Ahoy there, fearless readers!
A strong candidate for “Best New DC Title That No One’s Talking About” is Men Of War. The feature story is written by rising star Ivan Brandon. It is vividly brought to life on the pages by Tom Derenick, Matt Wilson, Rob Leigh, and Viktor Kalvachev. The editing is handled with aplomb by Joey Cavalieri and Kate Stewart.
There’s a strong 8-page supporting story too, called “Navy Seals: Human Shields (Part 1 of 3)”. It’s cleverly written by Jonathan Vankin. It’s deftly rendered by Phil Winslade, Thomas Chu, and Rob Leigh.
Longtime fans of the Sgt Rock franchise, including yours truly, have just been served an artistic feast.
Page One gets right down to it, with the BEST dark panel that I’ve seen all year, anywhere.
And if it’s explosions that you’re looking for, Men Of War delivers in spades. Page Two sets the bar high and wide.

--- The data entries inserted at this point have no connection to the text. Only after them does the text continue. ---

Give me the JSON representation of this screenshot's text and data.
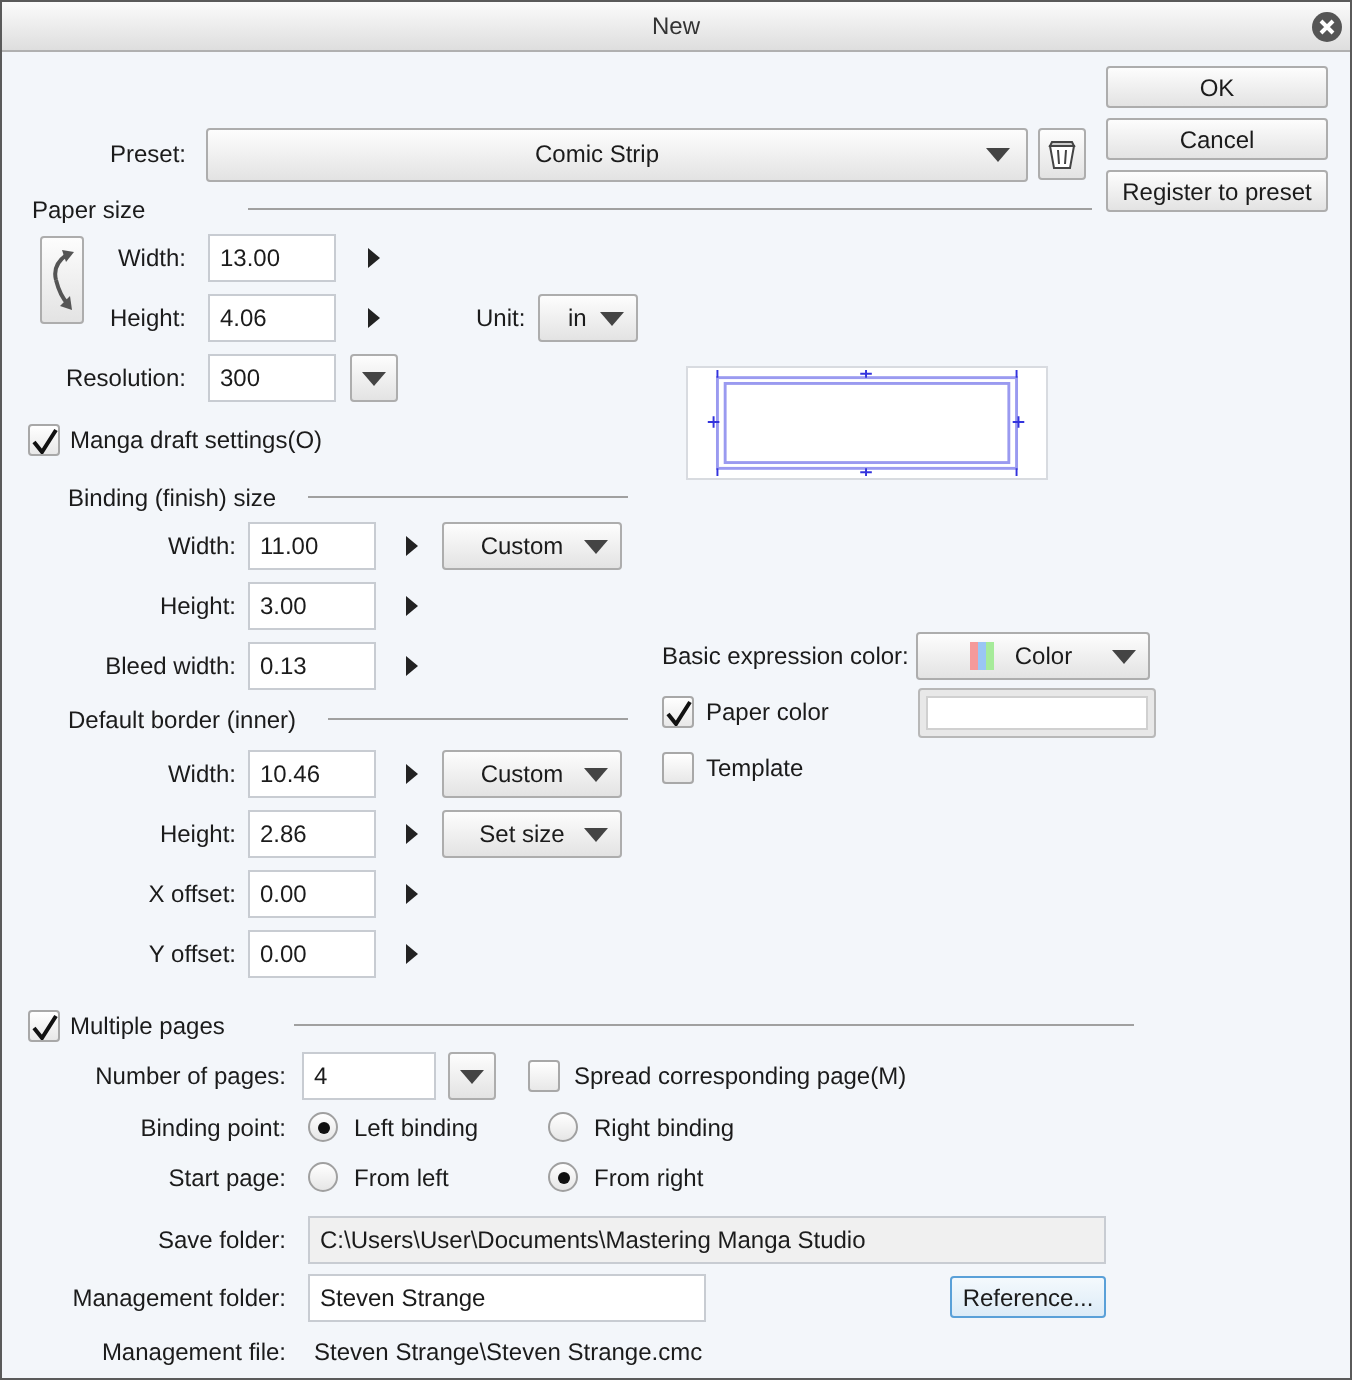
{
  "window": {
    "title": "New"
  },
  "buttons": [
    {
      "label": "OK"
    },
    {
      "label": "Cancel"
    },
    {
      "label": "Register to preset"
    }
  ],
  "preset": {
    "label": "Preset:",
    "value": "Comic Strip"
  },
  "paper_size": {
    "heading": "Paper size",
    "width": {
      "label": "Width:",
      "value": "13.00"
    },
    "height": {
      "label": "Height:",
      "value": "4.06"
    },
    "unit": {
      "label": "Unit:",
      "value": "in"
    },
    "resolution": {
      "label": "Resolution:",
      "value": "300"
    }
  },
  "manga_draft": {
    "label": "Manga draft settings(O)",
    "checked": true
  },
  "binding_size": {
    "heading": "Binding (finish) size",
    "fields": [
      {
        "label": "Width:",
        "value": "11.00",
        "dropdown": "Custom"
      },
      {
        "label": "Height:",
        "value": "3.00"
      },
      {
        "label": "Bleed width:",
        "value": "0.13"
      }
    ]
  },
  "default_border": {
    "heading": "Default border (inner)",
    "fields": [
      {
        "label": "Width:",
        "value": "10.46",
        "dropdown": "Custom"
      },
      {
        "label": "Height:",
        "value": "2.86",
        "dropdown": "Set size"
      },
      {
        "label": "X offset:",
        "value": "0.00"
      },
      {
        "label": "Y offset:",
        "value": "0.00"
      }
    ]
  },
  "expression_color": {
    "label": "Basic expression color:",
    "value": "Color"
  },
  "paper_color": {
    "label": "Paper color",
    "checked": true
  },
  "template": {
    "label": "Template",
    "checked": false
  },
  "multiple_pages": {
    "label": "Multiple pages",
    "checked": true
  },
  "number_of_pages": {
    "label": "Number of pages:",
    "value": "4"
  },
  "spread": {
    "label": "Spread corresponding page(M)",
    "checked": false
  },
  "binding_point": {
    "label": "Binding point:",
    "options": [
      {
        "label": "Left binding",
        "selected": true
      },
      {
        "label": "Right binding",
        "selected": false
      }
    ]
  },
  "start_page": {
    "label": "Start page:",
    "options": [
      {
        "label": "From left",
        "selected": false
      },
      {
        "label": "From right",
        "selected": true
      }
    ]
  },
  "save_folder": {
    "label": "Save folder:",
    "value": "C:\\Users\\User\\Documents\\Mastering Manga Studio"
  },
  "management_folder": {
    "label": "Management folder:",
    "value": "Steven Strange",
    "button": "Reference..."
  },
  "management_file": {
    "label": "Management file:",
    "value": "Steven Strange\\Steven Strange.cmc"
  }
}
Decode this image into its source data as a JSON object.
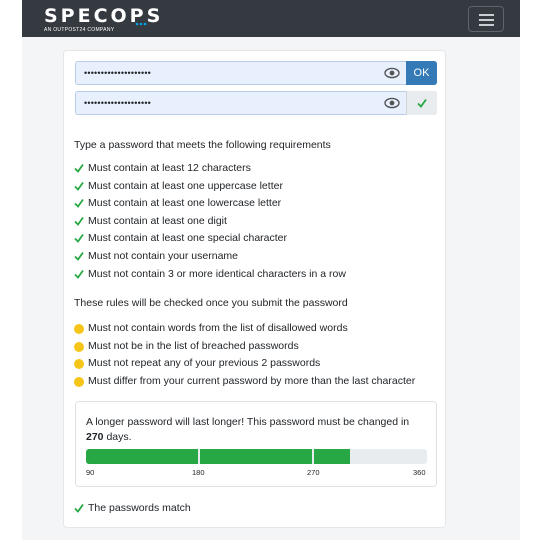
{
  "navbar": {
    "brand": "SPECOPS",
    "brand_sub": "AN OUTPOST24 COMPANY",
    "accent_color": "#00a3e0"
  },
  "form": {
    "new_password_masked": "••••••••••••••••••••",
    "confirm_password_masked": "••••••••••••••••••••",
    "ok_label": "OK",
    "show_password_icon": "eye-icon",
    "confirm_status_icon": "check-icon"
  },
  "requirements": {
    "intro": "Type a password that meets the following requirements",
    "items": [
      {
        "label": "Must contain at least 12 characters",
        "status": "met"
      },
      {
        "label": "Must contain at least one uppercase letter",
        "status": "met"
      },
      {
        "label": "Must contain at least one lowercase letter",
        "status": "met"
      },
      {
        "label": "Must contain at least one digit",
        "status": "met"
      },
      {
        "label": "Must contain at least one special character",
        "status": "met"
      },
      {
        "label": "Must not contain your username",
        "status": "met"
      },
      {
        "label": "Must not contain 3 or more identical characters in a row",
        "status": "met"
      }
    ]
  },
  "server_rules": {
    "intro": "These rules will be checked once you submit the password",
    "items": [
      {
        "label": "Must not contain words from the list of disallowed words",
        "status": "pending"
      },
      {
        "label": "Must not be in the list of breached passwords",
        "status": "pending"
      },
      {
        "label": "Must not repeat any of your previous 2 passwords",
        "status": "pending"
      },
      {
        "label": "Must differ from your current password by more than the last character",
        "status": "pending"
      }
    ]
  },
  "strength": {
    "message_prefix": "A longer password will last longer! This password must be changed in ",
    "days": "270",
    "message_suffix": " days.",
    "value_days": 270,
    "max_days": 360,
    "ticks": [
      "90",
      "180",
      "270",
      "360"
    ],
    "bar_color": "#28a745"
  },
  "match": {
    "label": "The passwords match",
    "status": "met"
  },
  "colors": {
    "check": "#28a745",
    "pending": "#f5c518",
    "primary": "#337ab7"
  }
}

Behind enemy lines; a drop zone in a hot zone. A covert search-and-rescue op. Find the senator. And then get out. Don’t let anyone else see you. Sound easy? This isn’t exactly Easy Company.
Who is this Corporal Joseph Rock anyway? Only the grandson of a legend. The late Sergeant Frank Rock casts a long shadow across the pages of this not-so-funnybook. Grandson holds his own in this, his first foray into the hallowed grounds.
I salute the Men Of War creative team for numerous notable achievements in their storycraft.
First and foremost, the bookend technique is performed with precision. Two pages in, and two pages out. That’s clout. Nice touch.
Secondly, the villain. The villain in this tale goes against the grain of what anyone might expect, given the fact that it’s a war comic, and knowing that it’s about soldiers.
Thirdly, the commencement technique, accompanied by a priceless facial expression on Grandson, as if he’d just seen old Granddad’s ghost. And it’s the hook that’s bringing me back again for more next month.
Fourthly, the thought-provoking cover design, by Viktor Kalvachev (I love that name, and I can say it all the live-long day. Don’t get me started). See how the eagle bleeds into the gun. See how those dogtags make you quietly smile insde.
Lastly, the angular panelcraft, which adorns five of the feature’s twenty pages. It just feels like the right formula of mastery and restraint.
One area that’s perhaps a trifle lean is the character development. Chiefly, that’s because writer Ivan Brandon wastes zero time giving us a wartime drama that we can all stand up and cheer for!
Men Of War is well worth the time it takes you to read a brisk 20-page comic. And remember, the 8-page supporting story is no slouch either. I’m ecstatic to see Men Of War in print, and I’m grateful to DC Comics for taking it a chance with it.
As for whether or not Grandson saves the politician? We’ll find out, won’t we?
Final score: 9 Planets